App and web page records:

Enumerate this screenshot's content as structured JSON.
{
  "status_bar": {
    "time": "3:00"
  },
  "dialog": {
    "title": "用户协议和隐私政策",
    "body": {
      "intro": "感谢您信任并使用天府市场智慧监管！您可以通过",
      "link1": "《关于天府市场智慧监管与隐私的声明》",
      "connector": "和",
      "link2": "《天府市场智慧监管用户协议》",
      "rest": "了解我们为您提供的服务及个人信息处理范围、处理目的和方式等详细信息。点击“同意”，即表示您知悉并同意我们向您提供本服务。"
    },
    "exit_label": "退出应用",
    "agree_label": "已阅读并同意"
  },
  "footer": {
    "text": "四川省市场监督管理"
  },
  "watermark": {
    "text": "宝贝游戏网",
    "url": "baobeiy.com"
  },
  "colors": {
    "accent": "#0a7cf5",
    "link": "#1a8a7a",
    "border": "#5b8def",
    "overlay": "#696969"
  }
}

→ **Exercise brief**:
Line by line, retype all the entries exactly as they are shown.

→ **Output for this task**:
Enumerate this screenshot's content as structured JSON.
{
  "status_bar": {
    "time": "3:00"
  },
  "dialog": {
    "title": "用户协议和隐私政策",
    "body": {
      "intro": "感谢您信任并使用天府市场智慧监管！您可以通过",
      "link1": "《关于天府市场智慧监管与隐私的声明》",
      "connector": "和",
      "link2": "《天府市场智慧监管用户协议》",
      "rest": "了解我们为您提供的服务及个人信息处理范围、处理目的和方式等详细信息。点击“同意”，即表示您知悉并同意我们向您提供本服务。"
    },
    "exit_label": "退出应用",
    "agree_label": "已阅读并同意"
  },
  "footer": {
    "text": "四川省市场监督管理"
  },
  "watermark": {
    "text": "宝贝游戏网",
    "url": "baobeiy.com"
  },
  "colors": {
    "accent": "#0a7cf5",
    "link": "#1a8a7a",
    "border": "#5b8def",
    "overlay": "#696969"
  }
}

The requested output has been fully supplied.